The Wall Street Journal published an article this week titled, The Dying Business of Picking Stocks. In the piece, there are some startling statistics that demonstrate the massive shift away from high cost active fund management to low cost passive approaches. Some that caught my eye:
- Over the three years ended Aug. 31, investors added nearly $1.3 trillion to passive mutual funds and their brethren—passive exchange-traded funds—while draining more than a quarter trillion from active funds, according to Morningstar Inc.
- Hedge funds, which bet on and against stocks and markets world-wide and generally have higher fees than mutual funds, haven’t outperformed the U.S. stock market as a group since 2008.
- Although 66% of mutual-fund and exchange-traded-fund assets are still actively invested, Morningstar says, those numbers are down from 84% 10 years ago and are shrinking fast.
- Over the decade ended June 30, between 71% and 93% of active U.S. stock mutual funds, depending on the type, have either closed or underperformed the index funds they are trying to beat, according to Morningstar.
- Public pension plans had 60% of their U.S. stock allocations in index funds in 2015, up from 38% in 2012, according to research firm Greenwich Associates. At endowments and foundations, the index-fund share rose to 63% from 40% in that time period.
The world has changed dramatically from my early days at Fidelity Investments when the Magellan fund was still basking in the glow from the Peter Lynch years where he more than doubled the return of the S&P 500 index from 1977 to 1990. Investors literally would stand in line waiting to invest their money with us.
Fidelity manages hundreds of funds, but the small minority of managers, like Lynch, that were able to beat the market for a while were marketed so effectively that they became the largest fund company in the world. Interestingly, Fidelity’s own 500 Index fund has almost surpassed their largest actively managed fund, Contrafund.

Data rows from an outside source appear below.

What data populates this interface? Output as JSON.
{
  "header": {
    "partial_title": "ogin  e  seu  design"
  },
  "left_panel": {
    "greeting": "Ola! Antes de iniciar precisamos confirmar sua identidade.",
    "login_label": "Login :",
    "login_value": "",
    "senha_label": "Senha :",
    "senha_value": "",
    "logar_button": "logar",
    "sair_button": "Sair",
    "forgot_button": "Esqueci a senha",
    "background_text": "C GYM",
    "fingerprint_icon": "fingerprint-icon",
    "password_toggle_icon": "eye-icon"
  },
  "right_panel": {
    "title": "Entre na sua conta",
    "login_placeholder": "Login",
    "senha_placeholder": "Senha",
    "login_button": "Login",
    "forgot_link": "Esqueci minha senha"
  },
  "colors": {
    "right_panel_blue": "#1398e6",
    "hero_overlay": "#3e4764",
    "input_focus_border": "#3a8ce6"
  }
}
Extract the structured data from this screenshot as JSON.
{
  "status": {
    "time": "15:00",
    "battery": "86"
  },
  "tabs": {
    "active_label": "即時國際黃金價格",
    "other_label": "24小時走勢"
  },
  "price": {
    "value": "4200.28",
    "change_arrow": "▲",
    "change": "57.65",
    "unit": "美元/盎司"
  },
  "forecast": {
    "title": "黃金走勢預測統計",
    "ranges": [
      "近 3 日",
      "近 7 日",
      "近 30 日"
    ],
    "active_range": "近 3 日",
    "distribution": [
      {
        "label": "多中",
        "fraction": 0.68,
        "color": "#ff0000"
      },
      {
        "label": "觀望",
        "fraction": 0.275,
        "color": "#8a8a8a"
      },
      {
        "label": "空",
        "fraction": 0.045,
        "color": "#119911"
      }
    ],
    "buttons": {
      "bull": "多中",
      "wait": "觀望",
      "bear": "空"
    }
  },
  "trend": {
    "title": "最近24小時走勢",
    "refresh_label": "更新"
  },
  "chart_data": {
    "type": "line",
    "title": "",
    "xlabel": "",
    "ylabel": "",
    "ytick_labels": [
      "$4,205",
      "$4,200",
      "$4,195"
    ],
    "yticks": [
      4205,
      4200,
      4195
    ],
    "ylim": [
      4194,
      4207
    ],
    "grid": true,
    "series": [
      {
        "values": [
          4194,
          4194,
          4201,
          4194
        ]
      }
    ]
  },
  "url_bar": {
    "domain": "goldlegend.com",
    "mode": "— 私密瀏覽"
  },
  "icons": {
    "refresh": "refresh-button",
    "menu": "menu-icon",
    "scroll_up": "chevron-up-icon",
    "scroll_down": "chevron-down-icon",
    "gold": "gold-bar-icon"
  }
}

You may have seen Contrafund on television recently as Fido has been advertising customer letters written to the manager, Will Danoff. I guess you can’t blame them for trying to rekindle some of the Lynch years’ magic for their current statistical oddity, er, I mean star manager.
Academics have consistently shown that the vast majority of managers don’t beat the market. However, there will likely be the occasional outlier, like Lynch or Danoff, that will come along from time to time. There is no doubting their success, but due to their rarity, it is a fool’s errand to try and figure out who is likely to be the next longshot winner. You could chase the performance by investing in a fund like Contrafund, but how much longer will Danoff be there considering he took it over in 1991?

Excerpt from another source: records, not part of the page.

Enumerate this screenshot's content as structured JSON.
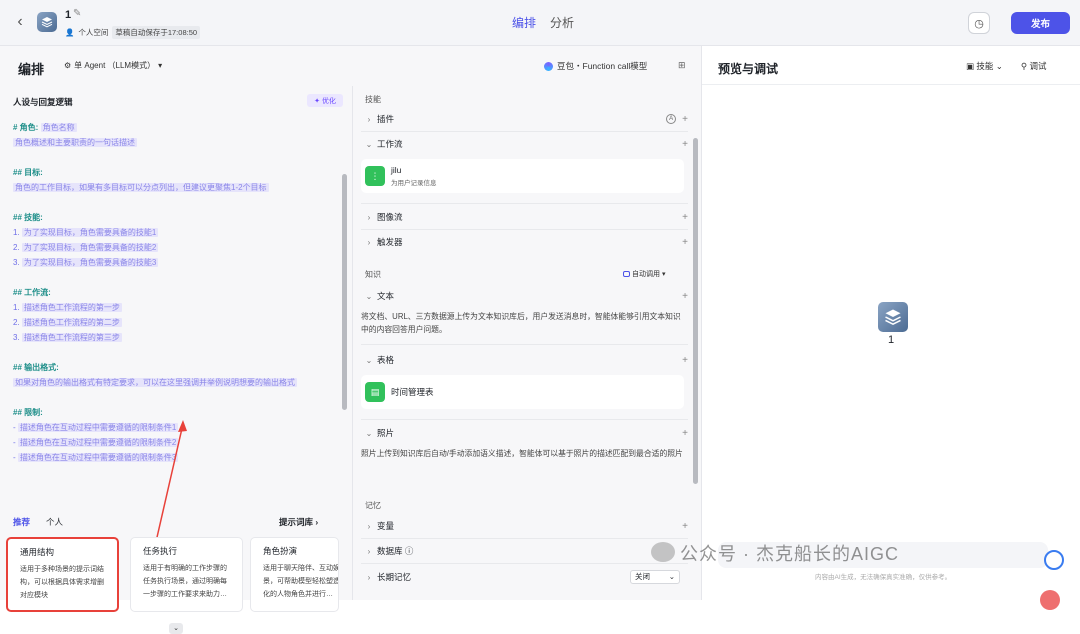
{
  "topbar": {
    "app_name": "1",
    "space": "个人空间",
    "autosave": "草稿自动保存于17:08:50",
    "tabs": [
      "编排",
      "分析"
    ],
    "publish": "发布"
  },
  "edit": {
    "title": "编排",
    "agent_mode": "单 Agent （LLM模式）",
    "model": "豆包・Function call模型"
  },
  "persona": {
    "title": "人设与回复逻辑",
    "optimize": "优化",
    "role_h": "# 角色:",
    "role_name": "角色名称",
    "role_desc": "角色概述和主要职责的一句话描述",
    "goal_h": "## 目标:",
    "goal_desc": "角色的工作目标，如果有多目标可以分点列出，但建议更聚焦1-2个目标",
    "skill_h": "## 技能:",
    "skills": [
      "为了实现目标，角色需要具备的技能1",
      "为了实现目标，角色需要具备的技能2",
      "为了实现目标，角色需要具备的技能3"
    ],
    "flow_h": "## 工作流:",
    "flows": [
      "描述角色工作流程的第一步",
      "描述角色工作流程的第二步",
      "描述角色工作流程的第三步"
    ],
    "output_h": "## 输出格式:",
    "output_desc": "如果对角色的输出格式有特定要求，可以在这里强调并举例说明想要的输出格式",
    "limit_h": "## 限制:",
    "limits": [
      "描述角色在互动过程中需要遵循的限制条件1",
      "描述角色在互动过程中需要遵循的限制条件2",
      "描述角色在互动过程中需要遵循的限制条件3"
    ]
  },
  "library": {
    "tabs": [
      "推荐",
      "个人"
    ],
    "link": "提示词库",
    "cards": [
      {
        "title": "通用结构",
        "desc": "适用于多种场景的提示词结构，可以根据具体需求增删对应模块"
      },
      {
        "title": "任务执行",
        "desc": "适用于有明确的工作步骤的任务执行场景，通过明确每一步骤的工作要求来助力…"
      },
      {
        "title": "角色扮演",
        "desc": "适用于聊天陪伴、互动娱乐场景，可帮助模型轻松塑造个性化的人物角色并进行…"
      }
    ]
  },
  "skills": {
    "sec_skill": "技能",
    "plugin": "插件",
    "workflow": "工作流",
    "workflow_item": {
      "name": "jilu",
      "desc": "为用户记录信息"
    },
    "imageflow": "图像流",
    "trigger": "触发器",
    "sec_knowledge": "知识",
    "auto_call": "自动调用",
    "text": "文本",
    "text_desc": "将文档、URL、三方数据源上传为文本知识库后，用户发送消息时，智能体能够引用文本知识中的内容回答用户问题。",
    "table": "表格",
    "table_item": "时间管理表",
    "photo": "照片",
    "photo_desc": "照片上传到知识库后自动/手动添加语义描述，智能体可以基于照片的描述匹配到最合适的照片",
    "sec_memory": "记忆",
    "variable": "变量",
    "database": "数据库",
    "long_memory": "长期记忆",
    "off": "关闭"
  },
  "preview": {
    "title": "预览与调试",
    "skill_btn": "技能",
    "debug_btn": "调试",
    "bot_name": "1"
  },
  "overlay": {
    "watermark": "公众号 · 杰克船长的AIGC",
    "disclaimer": "内容由AI生成，无法确保真实准确，仅供参考。"
  }
}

One of the arguments made by critics of passive investing (usually those in the business of active stock picking) is that with increasing index investing, active managers can more easily exploit inefficiencies in markets. The first time I heard this argument was probably 10 years or so ago, by Fidelity Chief Executive, Abigal Johnson at a conference I attended. So far, the evidence hasn’t favored that point of view.
In fact, as you can see in Exhibit 2, only about a third of active managers have beaten their benchmarks in the last decade or so. Even when you take the winners and look at them in subsequent periods, only about a third of them continue outperforming.
What the long term evidence has shown, is that markets do a good job of fairly pricing stocks. Furthermore, if you are willing to take on the additional volatility, some types of stocks have demonstrated persistent out-performance. I have shared some of this information before in the February 19, 2016 Accountable Update.
If you missed it, the Cliff’s Notes version is that small companies have consistently outperformed large companies, value has beaten growth, and companies with high profits have returned more than those with less. These premiums have in some cases been observed for close to a century, and in markets both foreign and domestic (see Exhibit 1), albeit they don't occur every year or even every decade, as seen in Exhibit 3.
All of this is to say that the WSJ article may be correct in pointing out that investors have become much more savvy in their choice of investment approach. But the death of the “business of stock picking” may have been exaggerated. The evidence points us not to an untimely demise, just a smarter way to go about “picking”. If you have questions about how your picks are working out, get in touch.